This will be my 8th year of teaching. That means, someone gave a 23 year old a classroom. Full of kids. Are you kidding me? It was pointed out to me that my first classroom was in fact a gym. But that gym had 50+ students in it several times day. Throwing things. At people. On purpose. I don't see how that is any better than putting a 23 year old in charge of 30 in a classroom. Do you? If you are a 22-23 year old, and are thinking I am some crazy old lady for thinking that you are not responsible enough, come back when you are in your 8th year of teaching, and you will see. I felt plenty responsible and grown up too. Now I think my principal was crazy to hire someone a young as I was.
Any who, in these last few years of teaching, I have become a pretty decent teacher if I do say so myself. Each year I learn new things, and not the stuff they push on us at our monthly professional developments. I mean real stuff. The stuff that can only be taught in two ways: trial and error or by the most ruthless teachers of all, the students themselves.
I teach middle school. I am now out of the gym, and I teach health. Which I love. And luckily, most of the kids like it too. And, for the most part my students like me. Those two things make my job about a thousand times easier. I mean, there are kids who don't like health class (a girl told me it was stupid, pointless and boring this year) and students that don't like me (one time for saying that left handed people don't live as long as right handers- it has something to do with accidents or something. He apparently was left handed, and didn't like me after that) but for the most part, I have a leg up on things.
Here are some things I have learned:
*I finally have a decent system for absent kids/make up work. I have folders for each class period, if a kid is gone, I write there name on whatever it is they missed and I put it in the folder. Above where the folders are, is a piece of butcher paper that I list the notes we have taken each day. If a kid is absent, it is there responsibility to make up those notes.
*Our school focuses a lot on note taking-- well Cornell Notes. My 8th graders are pretty good at taking notes. Getting 8th graders to keep their notes has been a tricky one. I know in the future (assuming they still use paper in the future) keeping the notes they take is super important. Last year we started making little foldables for each unit that they keep their notes in. They turn them in at the end of the unit, and it has worked pretty well.
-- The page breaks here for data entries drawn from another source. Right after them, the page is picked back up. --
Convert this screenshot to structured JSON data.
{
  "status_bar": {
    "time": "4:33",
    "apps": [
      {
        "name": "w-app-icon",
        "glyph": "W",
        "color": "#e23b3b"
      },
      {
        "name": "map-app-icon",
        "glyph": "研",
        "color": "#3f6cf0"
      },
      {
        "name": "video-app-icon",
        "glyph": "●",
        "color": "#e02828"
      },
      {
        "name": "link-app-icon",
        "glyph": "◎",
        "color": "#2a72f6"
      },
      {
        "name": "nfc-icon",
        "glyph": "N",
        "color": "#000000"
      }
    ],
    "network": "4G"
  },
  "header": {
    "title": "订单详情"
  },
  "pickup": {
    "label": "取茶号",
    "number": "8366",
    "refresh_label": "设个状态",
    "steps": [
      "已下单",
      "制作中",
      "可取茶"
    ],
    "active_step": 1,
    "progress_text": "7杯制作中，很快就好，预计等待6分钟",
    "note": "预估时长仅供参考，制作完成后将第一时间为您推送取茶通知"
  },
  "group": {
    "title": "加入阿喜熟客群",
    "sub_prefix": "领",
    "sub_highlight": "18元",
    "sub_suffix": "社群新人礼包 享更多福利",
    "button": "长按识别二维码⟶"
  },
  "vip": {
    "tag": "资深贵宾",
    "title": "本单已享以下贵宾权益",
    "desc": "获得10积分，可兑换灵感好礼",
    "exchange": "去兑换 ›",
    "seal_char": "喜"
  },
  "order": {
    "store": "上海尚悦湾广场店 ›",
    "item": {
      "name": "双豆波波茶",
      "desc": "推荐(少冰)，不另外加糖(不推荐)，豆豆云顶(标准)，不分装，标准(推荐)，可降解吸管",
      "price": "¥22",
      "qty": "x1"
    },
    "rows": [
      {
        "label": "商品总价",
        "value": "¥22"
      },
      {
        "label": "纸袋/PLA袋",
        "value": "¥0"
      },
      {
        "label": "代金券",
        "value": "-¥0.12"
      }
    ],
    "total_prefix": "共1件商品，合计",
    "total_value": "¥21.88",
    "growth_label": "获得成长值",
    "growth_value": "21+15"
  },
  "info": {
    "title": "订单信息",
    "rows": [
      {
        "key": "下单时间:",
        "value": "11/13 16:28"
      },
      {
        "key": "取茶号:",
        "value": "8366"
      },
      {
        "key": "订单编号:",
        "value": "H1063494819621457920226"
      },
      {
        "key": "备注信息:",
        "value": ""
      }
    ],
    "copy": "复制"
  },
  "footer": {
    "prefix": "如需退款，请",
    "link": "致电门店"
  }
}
*Student work is hard with 125 students. A couple of years ago I had a sub one day. This substitute had been a teacher for 30 years and she is a wealth of knowledge. She did one small thing that had changed my life- she alphabetized my students work (by class) before it was corrected. That one act has made the tedious task of entering 125 grades into the computer a billion times easier.
*Handing back work is also hard. I use a big 3 inch binder to hold my attendance and seating charts. Each period is separated by a folder. I put the graded work in the folder and hand it back during work times, or I give it to a student who is done early. It's not perfect, but it works for me.
*In the words of Harry Wong, "procedure, procedure, procedure."
|If you don't have this book, you need it now- If you are a teacher that is|
What I love about my job (besides the
summers students) is the fact that I am always changing and developing. Classroom organization is something that I struggle with. Those make up work folders and the binders are one small step in the right direction. This year I have also put together pencil boxes with art supplies in them, one per group, to try and keep tabs on my supplies. I will be numbering them to go with each table group. Hopefully that will work.
Are you a teacher? What are some of your tips?